COOKS NOTE:  Prior to completing any of my ground meat recipes I always fry a small patty and taste for seasoning before completing the entire batch. (Ancient Polish secret)

Rigatoni with Summer Squash, Sausage, and Goat Cheese.

Ok, this post will be short and sweet. If you want to hear me babble on about summer squash, go to my summer squash gratin recipe. This is a very simple pasta dish that not only comes together quickly, it is great on a hot summer day since it doesn’t require a long simmering sauce. OK, so here is what you will need.


1 pound of rigatoni pasta

olive oil

1 pound of Italian sausage (I used hot but I think next time I’ll do a 50/50 mix of sweet and hot)

1/3 cup of chopped shallots

2 cups of chopped yellow summer squash

3 ounces of Chèvre goat cheese

2 tablespoons of chopped Italian flat leaf parsley

Fresh cracked black pepper

Grated Parmesan Reggiano cheese

1/4 cup of reserved pasta water


Bring a pot of well salted water to a boil. While waiting for the water to boil, sauté the Italian sausage in olive oil removing the casing and breaking up into small pieces. When cooked remove and set aside. Remove the leftover oil from the pan but leave all the browned goodness behind. Add more oil and sauté the yellow squash and the shallots until soft but still a bit crisp. When the pasta is cooked to al dente, drain reserving a 1/4 cup of pasta water. Toss all the other ingredients back into the hot pan except for the Parmesan Reggiano and mix well. Serve topped with the Parmesan cheese and garnish with additional parsley.

Braised Beef with Moroccan Spices

This was my contribution last Sunday prior to enjoying the banana bread. It was simple and delicious. I browned the meat in between the playoff games and let it braise while I sat back down to enjoy the game. This recipe is pretty bold spice wise. Not hot spicy but full of that wonderful Moroccan zip. I think I’m getting addicted to braising this winter.
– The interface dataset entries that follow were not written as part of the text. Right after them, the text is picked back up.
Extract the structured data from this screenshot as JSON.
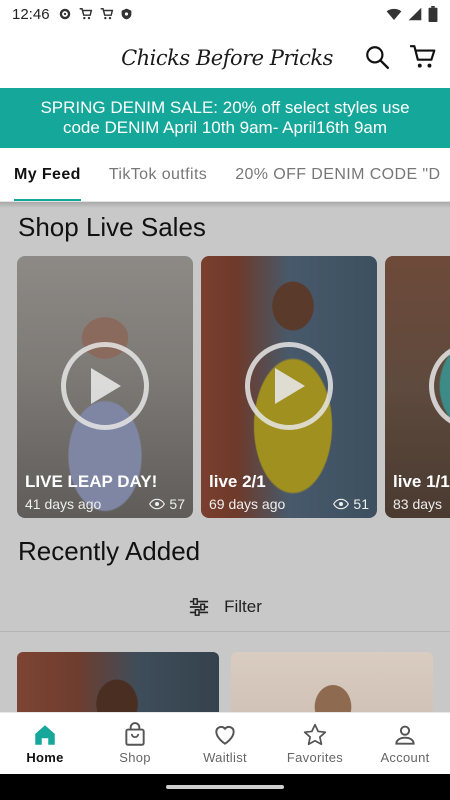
{
  "status_bar": {
    "time": "12:46",
    "icons": [
      "gear-icon",
      "cart-icon",
      "cart-icon",
      "shield-icon"
    ],
    "right_icons": [
      "wifi-icon",
      "signal-icon",
      "battery-icon"
    ]
  },
  "header": {
    "logo_text": "Chicks Before Pricks",
    "icons": [
      "search-icon",
      "cart-icon"
    ]
  },
  "promo": {
    "line1": "SPRING DENIM SALE: 20% off select styles use",
    "line2": "code DENIM April 10th 9am- April16th 9am",
    "bg_color": "#15a89a"
  },
  "tabs": [
    {
      "label": "My Feed",
      "active": true
    },
    {
      "label": "TikTok outfits",
      "active": false
    },
    {
      "label": "20% OFF DENIM CODE \"D",
      "active": false
    }
  ],
  "live_sales": {
    "title": "Shop Live Sales",
    "items": [
      {
        "title": "LIVE LEAP DAY!",
        "age": "41 days ago",
        "views": "57"
      },
      {
        "title": "live 2/1",
        "age": "69 days ago",
        "views": "51"
      },
      {
        "title": "live 1/1",
        "age": "83 days",
        "views": ""
      }
    ]
  },
  "recently_added": {
    "title": "Recently Added",
    "filter_label": "Filter"
  },
  "bottom_nav": [
    {
      "label": "Home",
      "icon": "home-icon",
      "active": true
    },
    {
      "label": "Shop",
      "icon": "shopping-bag-icon",
      "active": false
    },
    {
      "label": "Waitlist",
      "icon": "heart-icon",
      "active": false
    },
    {
      "label": "Favorites",
      "icon": "star-icon",
      "active": false
    },
    {
      "label": "Account",
      "icon": "person-icon",
      "active": false
    }
  ],
  "colors": {
    "accent": "#15a89a",
    "content_bg": "#c8c8c8",
    "active_tab": "#111111"
  }
}
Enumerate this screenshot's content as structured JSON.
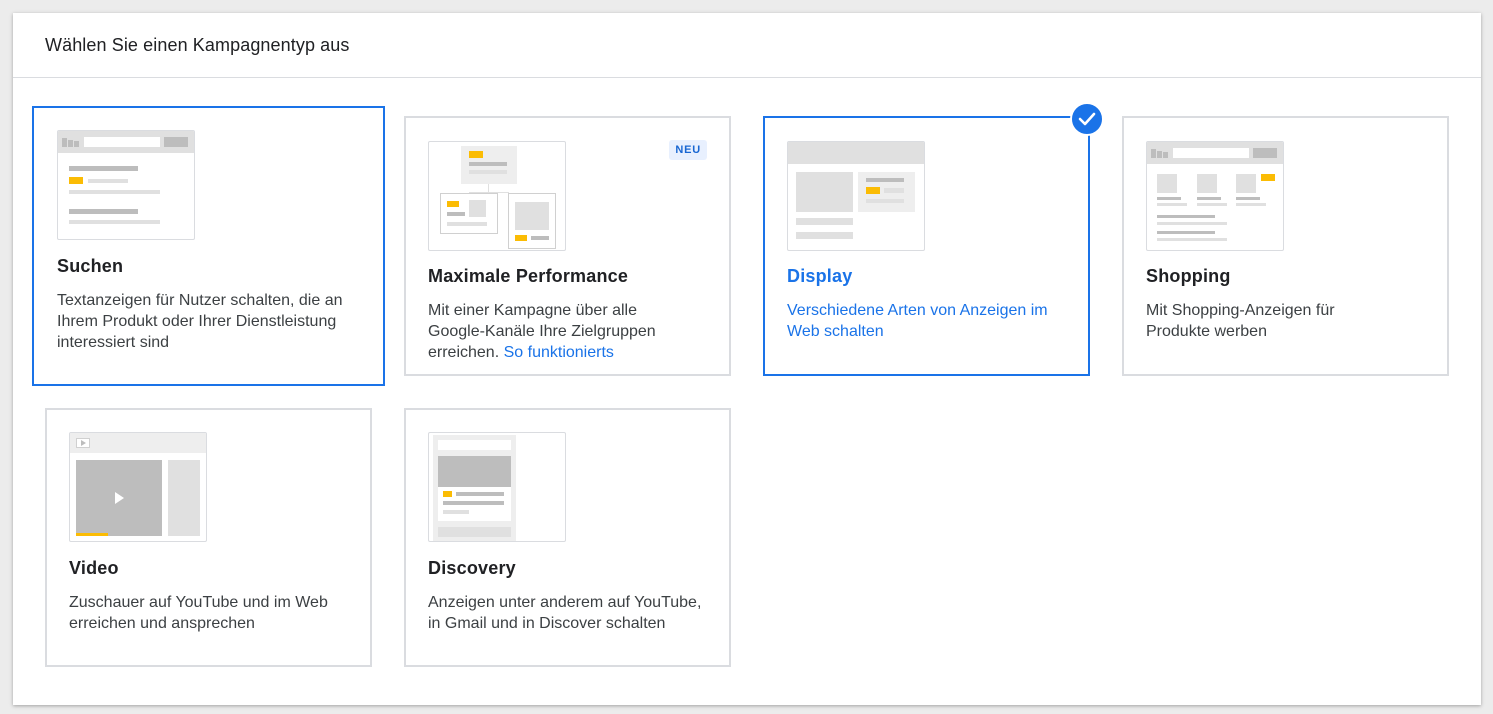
{
  "dialog": {
    "title": "Wählen Sie einen Kampagnentyp aus"
  },
  "colors": {
    "accent": "#1a73e8",
    "thumb_highlight": "#fbbc04",
    "border": "#dadce0"
  },
  "cards": {
    "search": {
      "title": "Suchen",
      "description": "Textanzeigen für Nutzer schalten, die an Ihrem Produkt oder Ihrer Dienstleistung interessiert sind"
    },
    "performance_max": {
      "title": "Maximale Performance",
      "badge": "NEU",
      "description": "Mit einer Kampagne über alle Google-Kanäle Ihre Zielgruppen erreichen.",
      "link": "So funktionierts"
    },
    "display": {
      "title": "Display",
      "description": "Verschiedene Arten von Anzeigen im Web schalten",
      "selected_icon": "check-circle-icon"
    },
    "shopping": {
      "title": "Shopping",
      "description": "Mit Shopping-Anzeigen für Produkte werben"
    },
    "video": {
      "title": "Video",
      "description": "Zuschauer auf YouTube und im Web erreichen und ansprechen"
    },
    "discovery": {
      "title": "Discovery",
      "description": "Anzeigen unter anderem auf YouTube, in Gmail und in Discover schalten"
    }
  }
}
The technique goes well with these long cold snowy days.



Olive oil

2 1/2 pounds of chuck roast cut into 1 inch chunks

2 cups of chopped onions

3 garlic cloves pressed or chopped

1 tablespoon of garam masala

1 tablespoon of paprika

1 teaspoon of ground cumin

1/2 teaspoon of cayenne pepper

1/2 teaspoon turmeric

1/8 teaspoon of cinnamon or 1/2 stick

1 whole star anise

1 1/2 cups dry red wine

1 15oz can of beef broth

2 carrots cut fairly thick on a bias

1 14 1/2 ounce can petite diced tomatoes with juice

1 cup of golden raisins

optional: A few cut up figs and dried apricots. If using, cut back on the raisins for a total of one full cup.

Directions: Heat a few tablespoons of oil in a dutch oven. Salt and pepper the beef. Brown in batches and set aside. Add onions and saute until golden. Add garlic and all the dry spices and saute until very fragrant being careful not to burn the spices. Add the wine and simmer until reduced to a glaze (should coat the back of the spoon) continue stirring. Add all the other ingredients except the beef and bring to a simmer. Add the beef and any juices left in the bowl. Cover and braise in a 325 degree oven for 2 hours. Serve over couscous.

%d bloggers like this: